Some of the FTSE 100 companies are not even UK companies, and are headquartered elsewhere in Europe. Some of the fluctuations in their stock prices simply reflect the fact that without the UK, the lazier economies in Europe will lose one of their biggest crutches. In other words, if their stock prices fall, that doesn't necessarily show a lack of faith in the UK; they show a lack of faith the socialist economies in the rest of Europe. Investors realize that without the UK shouldering a huge portion of the burden (1/6th of the EU economy), the EU won't last.
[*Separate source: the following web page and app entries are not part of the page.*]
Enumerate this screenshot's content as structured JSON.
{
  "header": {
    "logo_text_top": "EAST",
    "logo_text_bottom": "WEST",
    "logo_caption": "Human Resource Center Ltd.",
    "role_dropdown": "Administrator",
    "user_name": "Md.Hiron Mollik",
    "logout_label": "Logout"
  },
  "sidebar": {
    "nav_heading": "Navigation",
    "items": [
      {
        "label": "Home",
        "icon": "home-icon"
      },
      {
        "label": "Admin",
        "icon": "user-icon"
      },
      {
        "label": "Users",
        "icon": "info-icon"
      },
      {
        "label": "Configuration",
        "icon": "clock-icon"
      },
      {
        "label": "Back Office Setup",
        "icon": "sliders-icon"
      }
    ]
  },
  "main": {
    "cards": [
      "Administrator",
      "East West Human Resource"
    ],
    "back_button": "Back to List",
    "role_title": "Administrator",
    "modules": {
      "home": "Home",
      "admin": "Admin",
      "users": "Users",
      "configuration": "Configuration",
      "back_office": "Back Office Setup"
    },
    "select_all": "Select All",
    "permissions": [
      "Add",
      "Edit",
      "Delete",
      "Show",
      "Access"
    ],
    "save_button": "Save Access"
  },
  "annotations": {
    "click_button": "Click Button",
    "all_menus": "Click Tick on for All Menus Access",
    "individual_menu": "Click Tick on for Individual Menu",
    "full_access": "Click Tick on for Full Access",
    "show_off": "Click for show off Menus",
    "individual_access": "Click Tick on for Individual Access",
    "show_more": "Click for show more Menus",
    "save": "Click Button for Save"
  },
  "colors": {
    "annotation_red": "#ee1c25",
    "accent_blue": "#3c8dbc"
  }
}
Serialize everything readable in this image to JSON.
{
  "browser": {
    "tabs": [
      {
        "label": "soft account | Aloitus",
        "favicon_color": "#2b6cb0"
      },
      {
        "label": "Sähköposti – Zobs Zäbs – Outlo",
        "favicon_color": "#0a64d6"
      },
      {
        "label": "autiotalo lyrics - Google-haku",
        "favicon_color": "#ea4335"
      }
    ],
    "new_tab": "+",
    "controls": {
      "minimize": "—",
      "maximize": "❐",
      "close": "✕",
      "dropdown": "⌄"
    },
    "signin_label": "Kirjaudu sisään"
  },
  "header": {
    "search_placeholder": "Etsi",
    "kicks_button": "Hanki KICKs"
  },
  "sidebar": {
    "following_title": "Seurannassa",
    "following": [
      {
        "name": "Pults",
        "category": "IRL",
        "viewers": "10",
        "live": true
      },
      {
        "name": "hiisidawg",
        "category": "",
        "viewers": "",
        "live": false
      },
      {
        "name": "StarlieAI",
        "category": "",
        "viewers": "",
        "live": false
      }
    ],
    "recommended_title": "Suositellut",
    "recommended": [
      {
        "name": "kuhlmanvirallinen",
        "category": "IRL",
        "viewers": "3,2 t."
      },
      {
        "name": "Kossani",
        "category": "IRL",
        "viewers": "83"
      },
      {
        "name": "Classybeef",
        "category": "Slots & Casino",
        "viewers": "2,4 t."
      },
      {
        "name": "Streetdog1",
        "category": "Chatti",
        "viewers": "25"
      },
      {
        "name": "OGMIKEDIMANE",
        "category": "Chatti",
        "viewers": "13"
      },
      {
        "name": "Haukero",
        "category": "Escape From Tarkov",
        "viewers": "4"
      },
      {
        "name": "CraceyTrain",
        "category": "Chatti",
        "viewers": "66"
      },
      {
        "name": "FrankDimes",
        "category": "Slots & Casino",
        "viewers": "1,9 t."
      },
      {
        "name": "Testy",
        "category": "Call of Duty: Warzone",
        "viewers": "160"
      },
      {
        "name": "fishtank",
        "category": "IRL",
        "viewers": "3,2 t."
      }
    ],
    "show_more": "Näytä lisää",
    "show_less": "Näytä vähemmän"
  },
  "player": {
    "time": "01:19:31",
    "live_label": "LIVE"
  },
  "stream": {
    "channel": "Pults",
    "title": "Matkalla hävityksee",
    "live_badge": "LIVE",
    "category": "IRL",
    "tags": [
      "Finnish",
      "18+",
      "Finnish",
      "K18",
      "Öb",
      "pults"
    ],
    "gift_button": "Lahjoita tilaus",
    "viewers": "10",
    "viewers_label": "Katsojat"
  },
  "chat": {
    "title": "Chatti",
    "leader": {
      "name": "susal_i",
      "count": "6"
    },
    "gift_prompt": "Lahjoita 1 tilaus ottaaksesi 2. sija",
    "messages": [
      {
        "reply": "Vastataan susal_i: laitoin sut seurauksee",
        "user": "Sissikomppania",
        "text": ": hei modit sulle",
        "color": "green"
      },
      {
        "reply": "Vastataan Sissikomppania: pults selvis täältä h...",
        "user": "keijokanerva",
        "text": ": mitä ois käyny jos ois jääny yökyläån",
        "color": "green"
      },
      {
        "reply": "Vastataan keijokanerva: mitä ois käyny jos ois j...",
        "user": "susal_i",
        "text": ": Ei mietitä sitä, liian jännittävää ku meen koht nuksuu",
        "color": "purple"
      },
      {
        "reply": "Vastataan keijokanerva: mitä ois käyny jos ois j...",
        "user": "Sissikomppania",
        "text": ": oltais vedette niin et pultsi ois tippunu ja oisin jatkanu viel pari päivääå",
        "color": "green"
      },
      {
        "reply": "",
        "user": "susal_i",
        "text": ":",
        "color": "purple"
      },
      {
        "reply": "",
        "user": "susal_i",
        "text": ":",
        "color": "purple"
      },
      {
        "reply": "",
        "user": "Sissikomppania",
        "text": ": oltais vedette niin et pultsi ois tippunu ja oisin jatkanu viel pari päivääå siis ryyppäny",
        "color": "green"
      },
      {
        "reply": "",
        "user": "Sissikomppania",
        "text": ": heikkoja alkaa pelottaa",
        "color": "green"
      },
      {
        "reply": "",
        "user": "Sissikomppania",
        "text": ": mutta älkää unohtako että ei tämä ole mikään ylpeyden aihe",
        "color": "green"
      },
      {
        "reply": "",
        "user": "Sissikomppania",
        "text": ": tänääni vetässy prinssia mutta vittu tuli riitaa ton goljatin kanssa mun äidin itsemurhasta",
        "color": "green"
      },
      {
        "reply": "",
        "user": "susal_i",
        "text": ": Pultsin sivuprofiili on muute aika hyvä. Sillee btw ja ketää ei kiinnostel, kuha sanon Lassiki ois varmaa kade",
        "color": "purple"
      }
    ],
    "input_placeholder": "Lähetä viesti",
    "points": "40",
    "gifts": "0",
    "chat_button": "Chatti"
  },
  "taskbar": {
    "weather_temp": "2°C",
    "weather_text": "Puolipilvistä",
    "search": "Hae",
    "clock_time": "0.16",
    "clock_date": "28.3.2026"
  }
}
A government bailout or similar "stimulus" will certainly help the FTSE 100 companies - at the expense of the innovative entrepreneurs who could actually build the economy. It amounts to replacing EU special privileges for large businesses with UK special privileges for large businesses. It creates unsustainable, bailout-based jobs, instead of meaningful, lasting, productive jobs. That's a lateral move at best.

Instead, the UK should reject crony capitalism, eliminate regulations on small entrepreneurs, and reduce the taxes that stifle innovative small businesses. That means more innovation, better products and services, and more real jobs.

If the UK can disentangle itself from the EU crony capitalism and UK crony capitalism, and move towards a capitalist and innovative economy, it will soon see a massive resurgence in jobs and economic growth. This will be true economic growth, without crony capitalist strings attached.

In Liberty

Arvin Vohra
Vice Chair
Libertarian National Committee

Brexit: The British Pound Will Be Fine

Fear mongers have said that the pound is "taking down the Euro." Nonsense.

Remember group projects in school, in which a few people would work together and everyone would get the same grade? You always wanted as many A students and as few D students as possible in your group.

The EU is like one of those groups. It had two A students: Britain and Germany. It also had 26 D students. Now one of those A students is leaving.

The pound is going down for a simple reason: investors are pulling out of crony capitalist companies whose primary value is special privileges from EU regulators. That lowers demand for those stocks, and thus lowers price.

Those investors have started looking for innovating and productive companies instead. In a few weeks or months they will find those companies. At that point, demand for those new stocks (and their prices) will rise.

But what about the euro? Why did the price of the Euro fall? If the pound falls, if anything, the Euro should go up. After all, the dollar and yen did, as people looked for temporary alternatives to the pound. If people believed in the EU, then nothing much would have changed in the euro.

The euro dropped because people don't want to invest in D student economies. A thousand fools don't make a wise man, and 27 D students don't make an A student. That's why the Euro has been steadily declining for years. Free trade is good; but welfare for lazy countries more than cancels out the gains from free trade.

Maybe Germany can carry the rest of Europe, keep bailing out Greece again, etc. Maybe it can't. Maybe it will also exit, and let the D student countries fend for themselves.

The fall in the pound is just temporary rearrangement. If Britain moves towards capitalism and away from welfare socialism, the demand for the pound will go right back up. But the euro?

It would require a massive movement away from current socialist policies and towards a massively freer market. No one would be happier than I if that happened in Europe. I would love to see modern Greece reach the work ethic and greatness of Ancient Greece; I would love to see a France that followed the effective economic policies of Bastiat. I would love an Italy as innovative, resourceful, and hard working as it was in the early Roman republic.

But I doubt that will happen until the EU finally goes the way of the USSR.

In Liberty,

Arvin Vohra
Vice Chair
Libertarian National Committee